Leadership matters, especially in challenging times.
I am feeling deep gratitude for the nonprofits (501c3 and 501c4) that played such an incredibly important role this year protecting democracy. Their work was absolutely pivotal.
Joe Biden and Kamala Harris have been elected president and vice president of the U.S. Control of the Senate won’t be decided until the January runoff elections in Georgia. While the full implications of the election remain uncertain, one thing is crystal clear: Philanthropic funding for movements will be needed more than ever in 2021. Sustained grassroots organizing is essential if we hope to make progress on the pressing issues facing our nation and the world.
In this issue of Responsive Philanthropy, we explore courageous leadership and damaging failures of leadership at some of the nation’s largest philanthropies.
Ray Holgado, a former Chan Zuckerberg Initiative employee who recently filed a discrimination claim against the philanthropy with the California Department of Fair Employment and Housing and the U.S. Equal Employment Opportunity Commission, offers a blistering critique of the philanthropy’s alleged racial discrimination toward Black staff and suggestions for how the field can move forward.

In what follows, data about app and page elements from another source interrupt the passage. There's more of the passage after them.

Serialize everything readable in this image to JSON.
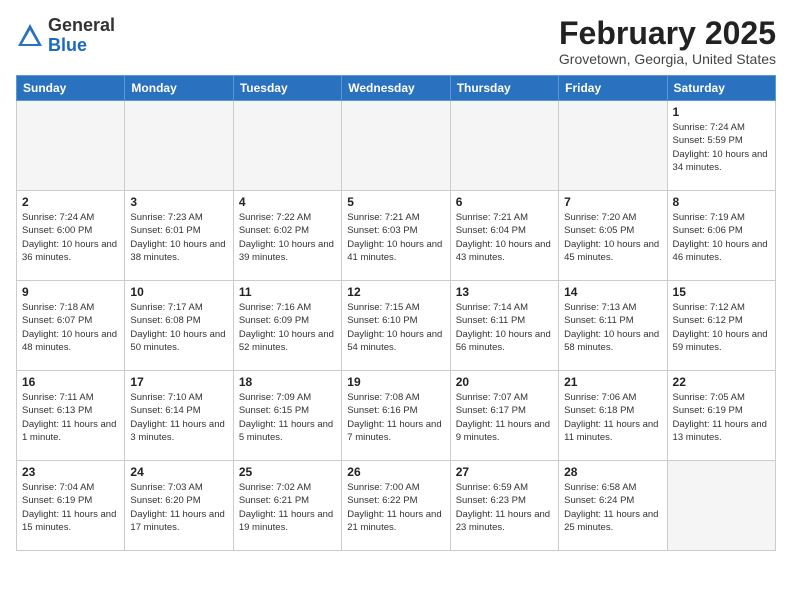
{
  "header": {
    "logo_general": "General",
    "logo_blue": "Blue",
    "month_title": "February 2025",
    "location": "Grovetown, Georgia, United States"
  },
  "weekdays": [
    "Sunday",
    "Monday",
    "Tuesday",
    "Wednesday",
    "Thursday",
    "Friday",
    "Saturday"
  ],
  "weeks": [
    [
      {
        "day": "",
        "info": "",
        "empty": true
      },
      {
        "day": "",
        "info": "",
        "empty": true
      },
      {
        "day": "",
        "info": "",
        "empty": true
      },
      {
        "day": "",
        "info": "",
        "empty": true
      },
      {
        "day": "",
        "info": "",
        "empty": true
      },
      {
        "day": "",
        "info": "",
        "empty": true
      },
      {
        "day": "1",
        "info": "Sunrise: 7:24 AM\nSunset: 5:59 PM\nDaylight: 10 hours\nand 34 minutes.",
        "empty": false
      }
    ],
    [
      {
        "day": "2",
        "info": "Sunrise: 7:24 AM\nSunset: 6:00 PM\nDaylight: 10 hours\nand 36 minutes.",
        "empty": false
      },
      {
        "day": "3",
        "info": "Sunrise: 7:23 AM\nSunset: 6:01 PM\nDaylight: 10 hours\nand 38 minutes.",
        "empty": false
      },
      {
        "day": "4",
        "info": "Sunrise: 7:22 AM\nSunset: 6:02 PM\nDaylight: 10 hours\nand 39 minutes.",
        "empty": false
      },
      {
        "day": "5",
        "info": "Sunrise: 7:21 AM\nSunset: 6:03 PM\nDaylight: 10 hours\nand 41 minutes.",
        "empty": false
      },
      {
        "day": "6",
        "info": "Sunrise: 7:21 AM\nSunset: 6:04 PM\nDaylight: 10 hours\nand 43 minutes.",
        "empty": false
      },
      {
        "day": "7",
        "info": "Sunrise: 7:20 AM\nSunset: 6:05 PM\nDaylight: 10 hours\nand 45 minutes.",
        "empty": false
      },
      {
        "day": "8",
        "info": "Sunrise: 7:19 AM\nSunset: 6:06 PM\nDaylight: 10 hours\nand 46 minutes.",
        "empty": false
      }
    ],
    [
      {
        "day": "9",
        "info": "Sunrise: 7:18 AM\nSunset: 6:07 PM\nDaylight: 10 hours\nand 48 minutes.",
        "empty": false
      },
      {
        "day": "10",
        "info": "Sunrise: 7:17 AM\nSunset: 6:08 PM\nDaylight: 10 hours\nand 50 minutes.",
        "empty": false
      },
      {
        "day": "11",
        "info": "Sunrise: 7:16 AM\nSunset: 6:09 PM\nDaylight: 10 hours\nand 52 minutes.",
        "empty": false
      },
      {
        "day": "12",
        "info": "Sunrise: 7:15 AM\nSunset: 6:10 PM\nDaylight: 10 hours\nand 54 minutes.",
        "empty": false
      },
      {
        "day": "13",
        "info": "Sunrise: 7:14 AM\nSunset: 6:11 PM\nDaylight: 10 hours\nand 56 minutes.",
        "empty": false
      },
      {
        "day": "14",
        "info": "Sunrise: 7:13 AM\nSunset: 6:11 PM\nDaylight: 10 hours\nand 58 minutes.",
        "empty": false
      },
      {
        "day": "15",
        "info": "Sunrise: 7:12 AM\nSunset: 6:12 PM\nDaylight: 10 hours\nand 59 minutes.",
        "empty": false
      }
    ],
    [
      {
        "day": "16",
        "info": "Sunrise: 7:11 AM\nSunset: 6:13 PM\nDaylight: 11 hours\nand 1 minute.",
        "empty": false
      },
      {
        "day": "17",
        "info": "Sunrise: 7:10 AM\nSunset: 6:14 PM\nDaylight: 11 hours\nand 3 minutes.",
        "empty": false
      },
      {
        "day": "18",
        "info": "Sunrise: 7:09 AM\nSunset: 6:15 PM\nDaylight: 11 hours\nand 5 minutes.",
        "empty": false
      },
      {
        "day": "19",
        "info": "Sunrise: 7:08 AM\nSunset: 6:16 PM\nDaylight: 11 hours\nand 7 minutes.",
        "empty": false
      },
      {
        "day": "20",
        "info": "Sunrise: 7:07 AM\nSunset: 6:17 PM\nDaylight: 11 hours\nand 9 minutes.",
        "empty": false
      },
      {
        "day": "21",
        "info": "Sunrise: 7:06 AM\nSunset: 6:18 PM\nDaylight: 11 hours\nand 11 minutes.",
        "empty": false
      },
      {
        "day": "22",
        "info": "Sunrise: 7:05 AM\nSunset: 6:19 PM\nDaylight: 11 hours\nand 13 minutes.",
        "empty": false
      }
    ],
    [
      {
        "day": "23",
        "info": "Sunrise: 7:04 AM\nSunset: 6:19 PM\nDaylight: 11 hours\nand 15 minutes.",
        "empty": false
      },
      {
        "day": "24",
        "info": "Sunrise: 7:03 AM\nSunset: 6:20 PM\nDaylight: 11 hours\nand 17 minutes.",
        "empty": false
      },
      {
        "day": "25",
        "info": "Sunrise: 7:02 AM\nSunset: 6:21 PM\nDaylight: 11 hours\nand 19 minutes.",
        "empty": false
      },
      {
        "day": "26",
        "info": "Sunrise: 7:00 AM\nSunset: 6:22 PM\nDaylight: 11 hours\nand 21 minutes.",
        "empty": false
      },
      {
        "day": "27",
        "info": "Sunrise: 6:59 AM\nSunset: 6:23 PM\nDaylight: 11 hours\nand 23 minutes.",
        "empty": false
      },
      {
        "day": "28",
        "info": "Sunrise: 6:58 AM\nSunset: 6:24 PM\nDaylight: 11 hours\nand 25 minutes.",
        "empty": false
      },
      {
        "day": "",
        "info": "",
        "empty": true
      }
    ]
  ]
}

Brandi Collins-Calhoun, NCRP’s senior movement engagement associate, shares a deeply personal account of how NoVo Foundation’s decision earlier this year to eliminate its gendered violence program is impacting Black women in philanthropy and social justice movements. She also challenges other donors to step up and urges NoVo to execute a responsible exit – something the foundation has committed to in general terms without offering any specifics thus far.
The above examples notwithstanding, it has not been all bad news for philanthropic leadership in 2020. In fact, many high-net-worth donors and foundations have been leading in phenomenal ways. I lay out some shining examples of philanthropy supporting movement work.